1. Ensure you have clearly quantified growth pillars for your brand that are going to bridge the gap between your brand’s current situation and its business goals. These pillars vary by industry, and might include consumer targets, needs to address, key occasions to win, or innovation.
2. Gather all your stakeholders in one room, go through your initiatives, and rate them against their potential to deliver on each one of the growth pillars and your level of confidence for each.
3. Review the findings and compare to the marketing spend and resource allocation that you have planned against each initiative, and see if they align.
It is hard work, but research1 shows how impactful cross-functional collaboration can be for a firm and how it can represent the next frontier to build a real competitive advantage.
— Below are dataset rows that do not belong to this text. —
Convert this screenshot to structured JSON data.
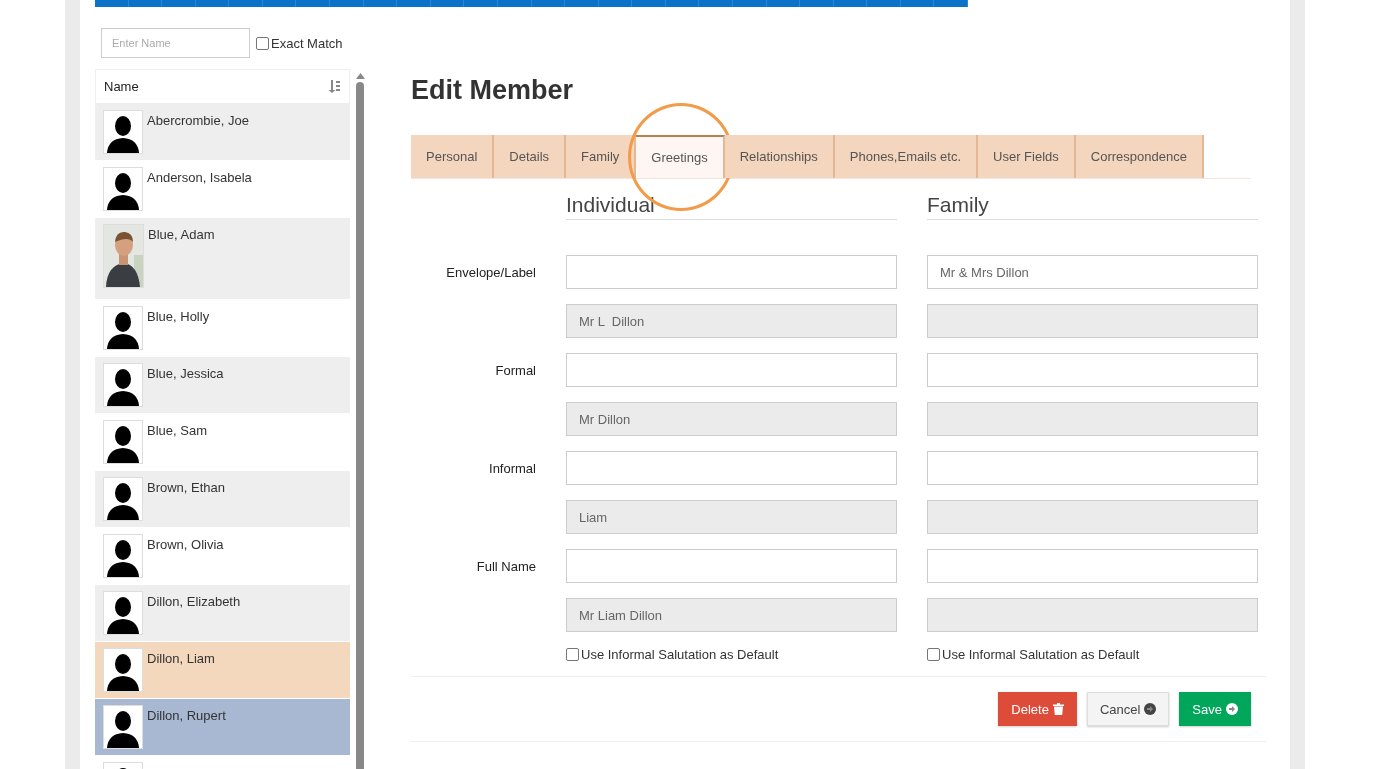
{
  "search": {
    "placeholder": "Enter Name",
    "exact_match": {
      "label": "Exact Match",
      "checked": false
    }
  },
  "list": {
    "header": "Name",
    "members": [
      {
        "name": "Abercrombie, Joe",
        "kind": "silhouette",
        "selected": false,
        "hovered": false
      },
      {
        "name": "Anderson, Isabela",
        "kind": "silhouette",
        "selected": false,
        "hovered": false
      },
      {
        "name": "Blue, Adam",
        "selected": false,
        "hovered": false
      },
      {
        "name": "Blue, Holly",
        "kind": "silhouette",
        "selected": false,
        "hovered": false
      },
      {
        "name": "Blue, Jessica",
        "kind": "silhouette",
        "selected": false,
        "hovered": false
      },
      {
        "name": "Blue, Sam",
        "kind": "silhouette",
        "selected": false,
        "hovered": false
      },
      {
        "name": "Brown, Ethan",
        "kind": "silhouette",
        "selected": false,
        "hovered": false
      },
      {
        "name": "Brown, Olivia",
        "kind": "silhouette",
        "selected": false,
        "hovered": false
      },
      {
        "name": "Dillon, Elizabeth",
        "kind": "silhouette",
        "selected": false,
        "hovered": false
      },
      {
        "name": "Dillon, Liam",
        "kind": "silhouette",
        "selected": true,
        "hovered": false
      },
      {
        "name": "Dillon, Rupert",
        "kind": "silhouette",
        "selected": false,
        "hovered": true
      },
      {
        "kind": "silhouette",
        "selected": false,
        "hovered": false
      }
    ]
  },
  "title": "Edit Member",
  "tabs": [
    {
      "label": "Personal",
      "selected": false,
      "highlighted": false
    },
    {
      "label": "Details",
      "selected": false,
      "highlighted": false
    },
    {
      "label": "Family",
      "selected": false,
      "highlighted": false
    },
    {
      "label": "Greetings",
      "selected": true,
      "highlighted": true
    },
    {
      "label": "Relationships",
      "selected": false,
      "highlighted": false
    },
    {
      "label": "Phones,Emails etc.",
      "selected": false,
      "highlighted": false
    },
    {
      "label": "User Fields",
      "selected": false,
      "highlighted": false
    },
    {
      "label": "Correspondence",
      "selected": false,
      "highlighted": false
    }
  ],
  "columns": [
    "Individual",
    "Family"
  ],
  "greetings": [
    {
      "label": "Envelope/Label",
      "individual": {
        "computed": "Mr L  Dillon"
      },
      "family": {
        "value": "Mr & Mrs Dillon"
      }
    },
    {
      "label": "Formal",
      "individual": {
        "computed": "Mr Dillon"
      }
    },
    {
      "label": "Informal",
      "individual": {
        "computed": "Liam"
      }
    },
    {
      "label": "Full Name",
      "individual": {
        "computed": "Mr Liam Dillon"
      }
    }
  ],
  "defaults": [
    {
      "label": "Use Informal Salutation as Default",
      "checked": false
    },
    {
      "label": "Use Informal Salutation as Default",
      "checked": false
    }
  ],
  "buttons": [
    {
      "label": "Delete",
      "kind": "delete"
    },
    {
      "label": "Cancel",
      "kind": "cancel"
    },
    {
      "label": "Save",
      "kind": "save"
    }
  ]
}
1 Hanssens, Dominique M. Empirical generalizations about marketing impact. 2nd ed. Marketing Science Institute, 2015. pp. 11
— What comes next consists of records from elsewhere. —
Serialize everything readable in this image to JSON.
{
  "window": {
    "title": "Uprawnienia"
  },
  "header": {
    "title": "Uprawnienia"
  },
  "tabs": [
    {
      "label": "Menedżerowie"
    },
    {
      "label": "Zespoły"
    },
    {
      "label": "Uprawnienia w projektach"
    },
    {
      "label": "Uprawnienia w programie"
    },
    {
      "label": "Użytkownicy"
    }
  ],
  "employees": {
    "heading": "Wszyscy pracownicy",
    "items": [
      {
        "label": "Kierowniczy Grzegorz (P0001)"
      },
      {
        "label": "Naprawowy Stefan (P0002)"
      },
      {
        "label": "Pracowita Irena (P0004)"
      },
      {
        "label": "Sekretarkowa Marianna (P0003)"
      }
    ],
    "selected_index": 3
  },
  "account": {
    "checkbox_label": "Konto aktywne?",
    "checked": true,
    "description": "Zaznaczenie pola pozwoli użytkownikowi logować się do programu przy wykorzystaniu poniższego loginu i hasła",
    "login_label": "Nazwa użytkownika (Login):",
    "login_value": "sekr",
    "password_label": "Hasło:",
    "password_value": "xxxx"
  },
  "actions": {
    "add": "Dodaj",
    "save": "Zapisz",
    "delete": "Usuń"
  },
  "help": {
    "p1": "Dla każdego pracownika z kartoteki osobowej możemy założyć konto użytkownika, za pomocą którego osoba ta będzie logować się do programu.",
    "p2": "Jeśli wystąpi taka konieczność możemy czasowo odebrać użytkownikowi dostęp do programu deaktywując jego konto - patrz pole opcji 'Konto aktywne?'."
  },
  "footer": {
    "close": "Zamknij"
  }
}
In the News: Netflix vs. Disney+: The Sequel
Last issue, we took a look at the impending launch of Disney+ and made some bold prognostications about its impact on the over-the-top (OTT) streaming service market. Now that Q4 is in the books, it’s time for the sequel. We’ve had an opportunity to revisit this topic with the benefit of hindsight (it is 20/20 after all…) and recently reported earnings from both Disney+ and the category leader Netflix.
The results? Netflix narrowly wins this round, beating Wall Street expectations in terms of global subscriber growth, with more than 167 million customers around the world. However, most of that growth is coming from international markets, while the US (around 60 million subscribers) has continued to slow, in part due to a hit from the launch of new streaming competitors (read: Disney+). Consider that when Disney+ launched, it signed up about 10 million subscribers on the first day and closed out the quarter with an impressive 28.6 million. At the same time, Netflix missed its domestic new subscriber targets for the quarter by ~200 thousand.
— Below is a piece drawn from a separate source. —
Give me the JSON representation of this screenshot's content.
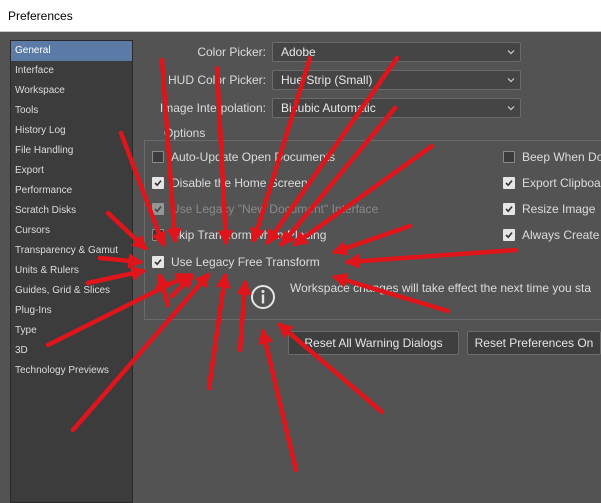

But just how much of an impact Disney+ will continue to have on Netflix is up for debate. As you may know, analyzing survey data to understand consumer behavior is a passion of ours. We were interested to see that the firm Cowen & Co conducted a survey to estimate consumer switching between the services. Their conclusion? A significant, but manageable, loss of about 1 million subscribers moving from Netflix to Disney+ in Q4.
However, the outflow of consumers does not appear to be as apocalyptic as we imagined for Netflix. So far Disney+ has less engagement in terms of viewing hours, and a less crowded new content calendar. What’s more, the same study estimates that there are around 19 million consumers who are now subscribed to both services – rather than trading one for the other. Turns out streaming may not be a zero sum game, but come with more opportunities to retain and entice repertoire users.
On the other hand, pricing will become a bigger factor as the competition heats up – there are promotional deals including allowing free subscription to Disney+ for a year in partnership with services like Verizon – so consumers have not yet had to grapple with the full cost/benefit equation. But research from TradeDesk indicates three quarters of consumers aren’t willing to pay more than $30/month for their total package…and Netflix is already half of that.
Netflix remains publicly optimistic on the future of streaming in the US, based on the category’s growth vis a vis linear television, and they’re not wrong. Bloomberg estimates “over 1.7 million pay-TV defections” (ie, cordcutting) at the end of the fourth quarter. From that perspective, there remains a lot of headroom – but now even more players are launching their own platforms (HBO Max, AppleTV+, etc.), and content licensing that is currently available on Netflix and competitors (for example, Marvel) will become exclusive in the future. This creates an imperative for Netflix to reach deeper outside of the category for sustained domestic growth, and we’ll be staying tuned to catch what happens next.
To learn more, check out these articles: